→ Exercise goal
Wherever "huinan" turns up in the entries, copy out the line that holds it.

→ Website and app data records
····················

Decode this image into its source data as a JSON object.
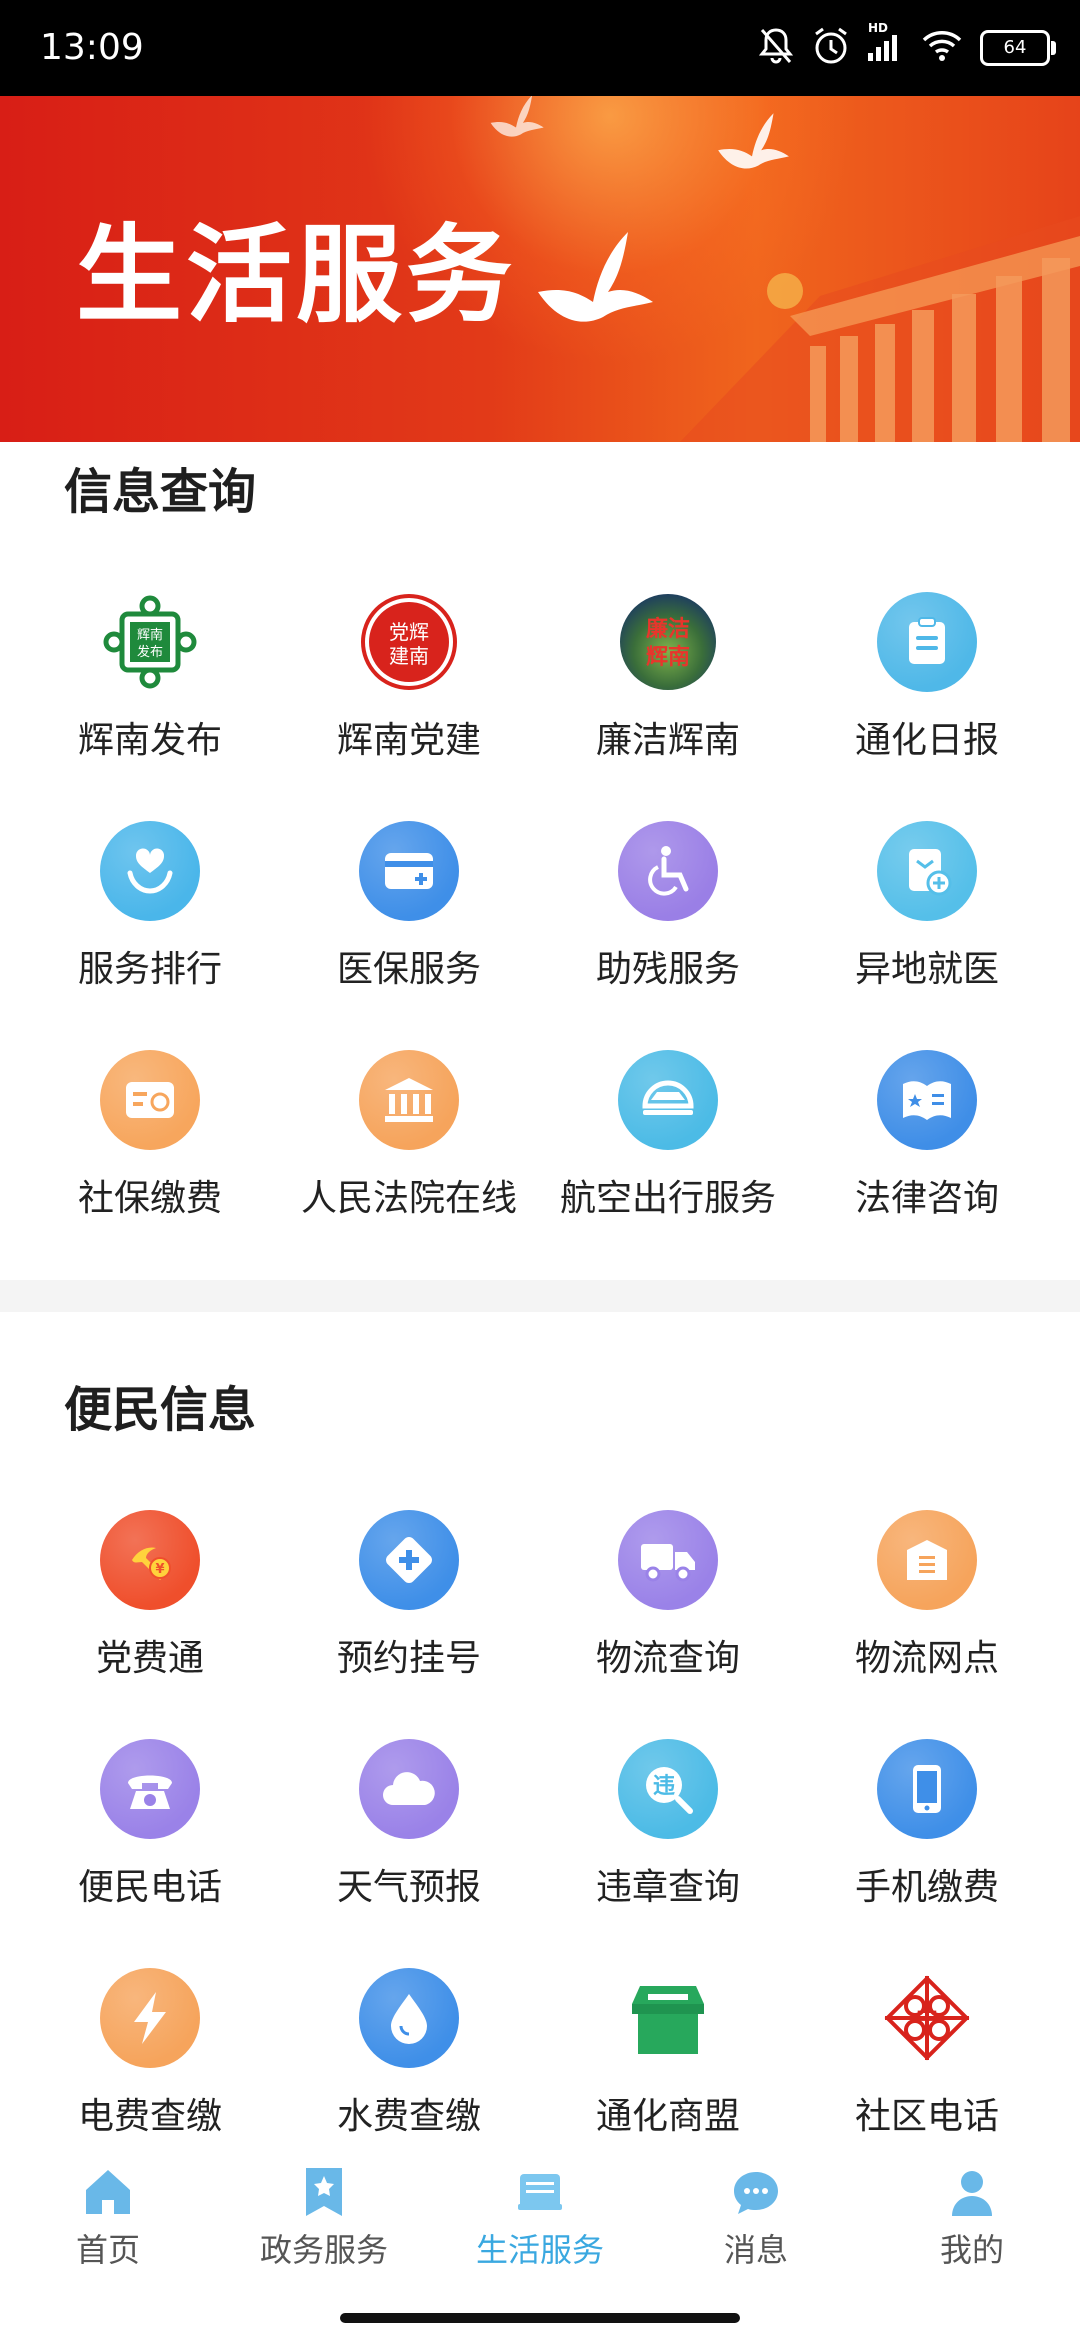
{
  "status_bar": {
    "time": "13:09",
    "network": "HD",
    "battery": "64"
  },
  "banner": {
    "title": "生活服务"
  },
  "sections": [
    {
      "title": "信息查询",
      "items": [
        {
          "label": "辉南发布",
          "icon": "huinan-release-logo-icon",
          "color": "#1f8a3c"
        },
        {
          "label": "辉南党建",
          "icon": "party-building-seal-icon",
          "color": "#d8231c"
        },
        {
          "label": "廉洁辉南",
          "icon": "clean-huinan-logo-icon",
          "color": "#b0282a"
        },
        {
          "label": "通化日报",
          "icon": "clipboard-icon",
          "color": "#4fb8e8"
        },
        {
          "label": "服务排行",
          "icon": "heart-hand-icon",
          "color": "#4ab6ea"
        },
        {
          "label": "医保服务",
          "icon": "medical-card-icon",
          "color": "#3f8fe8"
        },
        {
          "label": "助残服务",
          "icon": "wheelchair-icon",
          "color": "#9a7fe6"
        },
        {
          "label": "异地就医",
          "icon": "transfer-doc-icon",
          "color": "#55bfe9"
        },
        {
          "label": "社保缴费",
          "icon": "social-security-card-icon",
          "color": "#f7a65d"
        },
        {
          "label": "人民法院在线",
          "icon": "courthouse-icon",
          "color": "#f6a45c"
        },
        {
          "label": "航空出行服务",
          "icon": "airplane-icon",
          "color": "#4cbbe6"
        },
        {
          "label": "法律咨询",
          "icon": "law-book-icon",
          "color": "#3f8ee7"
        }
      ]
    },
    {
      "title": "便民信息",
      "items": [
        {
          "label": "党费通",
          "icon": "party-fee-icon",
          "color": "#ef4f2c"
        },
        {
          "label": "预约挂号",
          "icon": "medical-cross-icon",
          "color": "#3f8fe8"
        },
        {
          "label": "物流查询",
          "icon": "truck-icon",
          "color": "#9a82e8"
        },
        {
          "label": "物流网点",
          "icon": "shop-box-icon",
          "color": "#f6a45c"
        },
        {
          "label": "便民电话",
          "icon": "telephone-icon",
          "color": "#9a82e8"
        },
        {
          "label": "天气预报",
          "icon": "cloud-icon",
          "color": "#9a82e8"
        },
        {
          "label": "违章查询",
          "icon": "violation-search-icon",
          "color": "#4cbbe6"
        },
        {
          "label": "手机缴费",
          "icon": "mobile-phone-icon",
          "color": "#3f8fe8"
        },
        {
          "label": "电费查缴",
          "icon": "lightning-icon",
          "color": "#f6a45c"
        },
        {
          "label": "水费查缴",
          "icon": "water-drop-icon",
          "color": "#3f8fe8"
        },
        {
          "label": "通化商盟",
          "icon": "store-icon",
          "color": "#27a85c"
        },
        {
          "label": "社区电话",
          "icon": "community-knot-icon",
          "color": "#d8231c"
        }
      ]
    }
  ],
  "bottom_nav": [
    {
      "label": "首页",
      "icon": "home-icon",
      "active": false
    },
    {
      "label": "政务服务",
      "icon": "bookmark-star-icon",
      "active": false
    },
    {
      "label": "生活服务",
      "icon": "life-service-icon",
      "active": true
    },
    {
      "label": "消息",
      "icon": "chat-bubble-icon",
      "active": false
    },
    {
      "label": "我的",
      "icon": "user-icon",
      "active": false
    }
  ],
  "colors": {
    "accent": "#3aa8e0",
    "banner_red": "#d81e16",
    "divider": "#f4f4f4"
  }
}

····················

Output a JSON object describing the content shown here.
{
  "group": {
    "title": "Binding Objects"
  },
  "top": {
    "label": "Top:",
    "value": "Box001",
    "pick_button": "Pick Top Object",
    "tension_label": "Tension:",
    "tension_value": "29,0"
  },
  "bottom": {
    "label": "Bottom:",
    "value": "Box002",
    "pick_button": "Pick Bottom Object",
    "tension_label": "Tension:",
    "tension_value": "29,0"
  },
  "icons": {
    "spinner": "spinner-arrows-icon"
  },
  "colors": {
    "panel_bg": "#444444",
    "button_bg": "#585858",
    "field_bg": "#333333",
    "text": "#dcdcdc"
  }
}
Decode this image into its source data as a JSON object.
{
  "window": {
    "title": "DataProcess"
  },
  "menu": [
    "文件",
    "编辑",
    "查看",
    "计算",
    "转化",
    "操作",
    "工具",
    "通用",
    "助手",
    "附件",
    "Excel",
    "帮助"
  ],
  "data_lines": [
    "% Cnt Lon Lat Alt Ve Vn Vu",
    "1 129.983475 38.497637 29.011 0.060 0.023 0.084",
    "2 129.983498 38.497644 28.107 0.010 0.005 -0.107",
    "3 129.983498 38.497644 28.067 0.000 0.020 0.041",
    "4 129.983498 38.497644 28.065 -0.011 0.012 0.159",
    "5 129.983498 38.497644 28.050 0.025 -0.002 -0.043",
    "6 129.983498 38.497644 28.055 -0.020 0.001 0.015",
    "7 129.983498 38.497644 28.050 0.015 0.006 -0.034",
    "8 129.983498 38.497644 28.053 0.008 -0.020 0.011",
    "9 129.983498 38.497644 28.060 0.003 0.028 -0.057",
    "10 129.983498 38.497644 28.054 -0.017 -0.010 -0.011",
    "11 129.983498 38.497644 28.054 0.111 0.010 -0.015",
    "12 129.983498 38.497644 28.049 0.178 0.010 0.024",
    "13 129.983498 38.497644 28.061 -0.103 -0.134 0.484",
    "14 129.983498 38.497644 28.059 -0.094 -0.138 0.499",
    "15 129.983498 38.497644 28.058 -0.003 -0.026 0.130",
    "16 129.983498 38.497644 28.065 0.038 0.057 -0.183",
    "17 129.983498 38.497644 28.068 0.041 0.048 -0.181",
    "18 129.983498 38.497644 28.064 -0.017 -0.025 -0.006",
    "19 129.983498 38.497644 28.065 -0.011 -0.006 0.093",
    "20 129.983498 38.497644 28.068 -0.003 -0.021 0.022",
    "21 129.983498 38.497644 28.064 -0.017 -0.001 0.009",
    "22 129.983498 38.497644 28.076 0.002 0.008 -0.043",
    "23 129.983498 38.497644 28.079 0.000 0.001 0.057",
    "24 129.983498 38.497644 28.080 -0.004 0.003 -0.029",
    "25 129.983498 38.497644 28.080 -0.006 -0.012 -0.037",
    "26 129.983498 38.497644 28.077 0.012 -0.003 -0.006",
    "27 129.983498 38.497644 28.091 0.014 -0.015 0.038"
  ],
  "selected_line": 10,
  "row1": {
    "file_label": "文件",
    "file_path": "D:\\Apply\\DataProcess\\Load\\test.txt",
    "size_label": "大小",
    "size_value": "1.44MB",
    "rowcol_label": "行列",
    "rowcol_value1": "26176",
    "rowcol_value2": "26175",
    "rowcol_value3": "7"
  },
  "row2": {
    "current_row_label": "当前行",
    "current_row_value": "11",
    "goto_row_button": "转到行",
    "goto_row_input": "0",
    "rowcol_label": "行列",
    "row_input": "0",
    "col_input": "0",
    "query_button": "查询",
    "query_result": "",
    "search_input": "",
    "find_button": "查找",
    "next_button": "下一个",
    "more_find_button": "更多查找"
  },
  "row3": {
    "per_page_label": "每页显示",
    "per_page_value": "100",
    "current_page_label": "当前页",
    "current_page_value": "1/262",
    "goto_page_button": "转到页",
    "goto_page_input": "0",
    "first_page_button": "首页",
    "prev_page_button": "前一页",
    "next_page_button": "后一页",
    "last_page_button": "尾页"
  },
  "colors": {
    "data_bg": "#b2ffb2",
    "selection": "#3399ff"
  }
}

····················

→ Response box
          "icon": "huinan-release-logo-icon",
          "icon": "clean-huinan-logo-icon",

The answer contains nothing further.